### What to work on
In the records below, find each line containing the word "that" and copy it.

☆ ☆ ☆ ☆ ☆ ☆ ☆

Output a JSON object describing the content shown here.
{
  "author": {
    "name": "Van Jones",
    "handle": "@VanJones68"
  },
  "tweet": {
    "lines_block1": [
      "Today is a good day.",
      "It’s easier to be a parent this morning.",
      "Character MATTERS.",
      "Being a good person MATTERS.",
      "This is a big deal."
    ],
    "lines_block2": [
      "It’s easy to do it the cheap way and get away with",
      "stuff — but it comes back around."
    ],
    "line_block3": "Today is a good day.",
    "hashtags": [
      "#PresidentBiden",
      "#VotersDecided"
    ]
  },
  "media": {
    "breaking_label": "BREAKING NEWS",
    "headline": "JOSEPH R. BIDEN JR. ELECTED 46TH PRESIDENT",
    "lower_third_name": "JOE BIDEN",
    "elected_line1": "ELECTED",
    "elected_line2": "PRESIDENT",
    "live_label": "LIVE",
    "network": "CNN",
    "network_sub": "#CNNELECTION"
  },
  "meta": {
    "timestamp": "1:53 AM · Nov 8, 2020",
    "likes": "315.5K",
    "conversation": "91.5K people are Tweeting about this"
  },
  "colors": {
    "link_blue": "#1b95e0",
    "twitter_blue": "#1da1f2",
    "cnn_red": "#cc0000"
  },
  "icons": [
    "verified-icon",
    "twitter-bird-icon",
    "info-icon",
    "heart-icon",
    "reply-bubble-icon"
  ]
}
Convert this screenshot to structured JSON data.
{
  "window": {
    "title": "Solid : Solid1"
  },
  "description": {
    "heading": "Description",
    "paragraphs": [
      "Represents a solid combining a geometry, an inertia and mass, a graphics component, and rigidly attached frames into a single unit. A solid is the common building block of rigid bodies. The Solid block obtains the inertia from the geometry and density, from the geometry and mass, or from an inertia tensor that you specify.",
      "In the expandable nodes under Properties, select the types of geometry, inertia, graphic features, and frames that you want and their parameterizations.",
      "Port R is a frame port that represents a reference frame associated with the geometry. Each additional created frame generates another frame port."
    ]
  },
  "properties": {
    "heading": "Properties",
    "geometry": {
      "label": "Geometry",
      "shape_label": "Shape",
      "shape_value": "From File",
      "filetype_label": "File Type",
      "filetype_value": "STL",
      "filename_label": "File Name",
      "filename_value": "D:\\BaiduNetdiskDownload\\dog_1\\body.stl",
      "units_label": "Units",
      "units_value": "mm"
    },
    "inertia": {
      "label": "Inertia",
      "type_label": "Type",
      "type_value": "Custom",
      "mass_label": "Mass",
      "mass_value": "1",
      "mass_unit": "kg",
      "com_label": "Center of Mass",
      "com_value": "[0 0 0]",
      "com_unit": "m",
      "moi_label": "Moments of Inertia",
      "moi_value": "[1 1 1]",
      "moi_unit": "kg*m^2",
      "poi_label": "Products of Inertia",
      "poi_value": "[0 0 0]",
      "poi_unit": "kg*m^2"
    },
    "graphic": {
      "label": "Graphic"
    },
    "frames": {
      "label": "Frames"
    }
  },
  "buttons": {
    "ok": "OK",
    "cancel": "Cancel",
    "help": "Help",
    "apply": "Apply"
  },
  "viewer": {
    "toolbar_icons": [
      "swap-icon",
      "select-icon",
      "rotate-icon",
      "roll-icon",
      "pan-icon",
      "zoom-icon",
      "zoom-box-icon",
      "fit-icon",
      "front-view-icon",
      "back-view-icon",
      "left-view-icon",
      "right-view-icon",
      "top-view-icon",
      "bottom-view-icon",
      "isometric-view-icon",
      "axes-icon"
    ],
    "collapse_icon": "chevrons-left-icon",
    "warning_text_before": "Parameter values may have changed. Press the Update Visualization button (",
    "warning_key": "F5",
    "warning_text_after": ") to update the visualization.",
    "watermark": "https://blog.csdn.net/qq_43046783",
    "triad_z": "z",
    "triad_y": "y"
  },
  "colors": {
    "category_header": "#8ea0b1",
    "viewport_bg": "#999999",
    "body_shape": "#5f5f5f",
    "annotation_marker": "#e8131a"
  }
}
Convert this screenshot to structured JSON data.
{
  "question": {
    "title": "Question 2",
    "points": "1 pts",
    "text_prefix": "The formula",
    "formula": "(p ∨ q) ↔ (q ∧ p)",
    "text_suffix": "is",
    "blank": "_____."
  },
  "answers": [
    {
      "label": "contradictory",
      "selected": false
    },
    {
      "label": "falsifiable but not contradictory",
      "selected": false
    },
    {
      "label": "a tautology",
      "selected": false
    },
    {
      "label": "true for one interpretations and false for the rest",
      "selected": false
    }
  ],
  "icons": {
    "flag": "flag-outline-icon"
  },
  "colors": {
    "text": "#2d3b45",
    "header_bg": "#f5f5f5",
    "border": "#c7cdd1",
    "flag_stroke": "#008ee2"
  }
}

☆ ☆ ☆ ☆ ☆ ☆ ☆

### Result
      "Represents a solid combining a geometry, an inertia and mass, a graphics component, and rigidly attached frames into a single unit. A solid is the common building block of rigid bodies. The Solid block obtains the inertia from the geometry and density, from the geometry and mass, or from an inertia tensor that you specify.",
      "In the expandable nodes under Properties, select the types of geometry, inertia, graphic features, and frames that you want and their parameterizations.",
      "Port R is a frame port that represents a reference frame associated with the geometry. Each additional created frame generates another frame port."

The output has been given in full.